WHAT TO PRODUCE: Go line by line through the entries below and copy those containing the string "Have".

SUPPLIED DATA:

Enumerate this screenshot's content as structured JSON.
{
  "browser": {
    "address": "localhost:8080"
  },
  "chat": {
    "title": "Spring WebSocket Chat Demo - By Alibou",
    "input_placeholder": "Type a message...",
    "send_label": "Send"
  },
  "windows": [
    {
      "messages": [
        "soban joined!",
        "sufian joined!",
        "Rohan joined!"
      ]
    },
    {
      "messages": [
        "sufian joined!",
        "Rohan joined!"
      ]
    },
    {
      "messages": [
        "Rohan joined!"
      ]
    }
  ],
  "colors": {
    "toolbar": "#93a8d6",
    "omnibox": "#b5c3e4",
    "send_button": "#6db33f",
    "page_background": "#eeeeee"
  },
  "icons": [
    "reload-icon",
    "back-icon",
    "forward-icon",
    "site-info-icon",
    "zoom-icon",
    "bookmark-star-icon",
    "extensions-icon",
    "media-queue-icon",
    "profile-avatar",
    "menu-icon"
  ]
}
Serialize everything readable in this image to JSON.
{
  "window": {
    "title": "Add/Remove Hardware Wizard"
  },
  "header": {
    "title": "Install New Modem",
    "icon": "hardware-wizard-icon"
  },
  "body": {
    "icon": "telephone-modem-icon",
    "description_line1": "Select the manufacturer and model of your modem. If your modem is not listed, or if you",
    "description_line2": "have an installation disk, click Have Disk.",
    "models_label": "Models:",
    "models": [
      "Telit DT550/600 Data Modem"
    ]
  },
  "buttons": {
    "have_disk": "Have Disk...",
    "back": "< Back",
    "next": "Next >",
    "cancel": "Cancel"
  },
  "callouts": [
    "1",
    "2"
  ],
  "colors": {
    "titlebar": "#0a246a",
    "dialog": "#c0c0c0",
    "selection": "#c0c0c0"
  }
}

ANSWER SPACE:
    "description_line2": "have an installation disk, click Have Disk.",
    "have_disk": "Have Disk...",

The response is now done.